Nigger,” a word that has caused pain and alienation to many blacks will be the focus of “What Lies Be ‘N’eath: Visual Manifestations of A Troublesome Word,” a panel discussion that will discuss the historical context of the word.
Heather – Marie Davis, the alumni curator of the panel discussion and art exhibition running now to March 30, said the panel discussion will provide a “variety of views.”
“So many people use the word without historical context,” said Davis, a 2001 FAMU fine arts graduate.
“People should get a view of what it means to different people.”
Davis explained how she didn’t hear the word “nigger” used so commonly until she moved to Florida and when she returned to her hometown, Chicago, she heard blacks and whites using it.
Davis then decided it was time to create a visual forum on the context of the word “nigger” in hopes that people will learn the history behind the word and think twice when they use it.

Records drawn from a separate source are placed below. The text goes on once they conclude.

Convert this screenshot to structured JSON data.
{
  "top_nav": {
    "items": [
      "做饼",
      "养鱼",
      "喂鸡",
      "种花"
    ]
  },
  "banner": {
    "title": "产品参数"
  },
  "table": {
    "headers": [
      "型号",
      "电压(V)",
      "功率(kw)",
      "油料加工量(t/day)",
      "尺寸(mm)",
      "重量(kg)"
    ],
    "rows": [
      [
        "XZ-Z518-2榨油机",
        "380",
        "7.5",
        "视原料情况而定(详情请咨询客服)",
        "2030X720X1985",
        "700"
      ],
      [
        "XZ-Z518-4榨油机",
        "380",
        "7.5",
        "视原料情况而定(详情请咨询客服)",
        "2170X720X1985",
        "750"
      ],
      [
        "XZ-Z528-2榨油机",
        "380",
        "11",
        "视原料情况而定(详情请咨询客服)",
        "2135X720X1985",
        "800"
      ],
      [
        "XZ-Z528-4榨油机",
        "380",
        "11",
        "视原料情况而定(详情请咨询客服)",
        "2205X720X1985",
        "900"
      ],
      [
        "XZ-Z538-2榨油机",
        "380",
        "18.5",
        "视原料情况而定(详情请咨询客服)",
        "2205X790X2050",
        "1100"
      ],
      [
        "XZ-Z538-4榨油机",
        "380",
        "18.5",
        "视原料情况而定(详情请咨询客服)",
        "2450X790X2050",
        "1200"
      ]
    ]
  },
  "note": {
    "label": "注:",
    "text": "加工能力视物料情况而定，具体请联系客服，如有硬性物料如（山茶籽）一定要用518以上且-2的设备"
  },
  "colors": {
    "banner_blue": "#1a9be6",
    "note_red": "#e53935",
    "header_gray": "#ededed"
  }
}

Although Davis thinks the word “nigger” is “negative,” she stressed that the mission of the panel discussion is not to sway people not to use the word, but to discuss the evolution of it in everyday language.
“The word “nigger” has manifested itself in everyday language, in hip-hop,” Davis said. “We want to discuss the images of what people think when the word nigger is used.”
James Eaton, founder and director of the Black Archives Museum says the word “nigger” originated from Africa.
“The word came from the word niger which means black. It has become a negative word.”
Ayinde Madzimoyo, president of the Student Alliance for Cultural Development thinks the word “nigger” is negative and explained how blacks have attempted to make it positive.
“It’s just another example of how black people have adapted white people’s view of us. Some say it has been turned around for the positive, but we’ve turned around their [white people’s] word. We’re seeing ourselves through their [whites] eyes.”
Madzimoyo thinks the discussion is vital.
“I think it’s important to have a discussion on the topic, but I don’t think the discussion needs to stop at the word,” said Madzimoyo, 20, a junior psychology student from Atlanta. “The word is a representation of more deep seated issues.”
Eaton says he hopes young people in attendance will get a better understanding of the word and how things used to be, because it may be harder for them to understand because of the generation factor.
“It’s really hard for a young person to understand the word…you have to be in your 60s to understand it.”
The panel discussion on “What Lies Be ‘N’eath: Visual Manifestations of A Troublesome Word,” will be held March 29, 1 p.m. in 205 Foster-Tanner.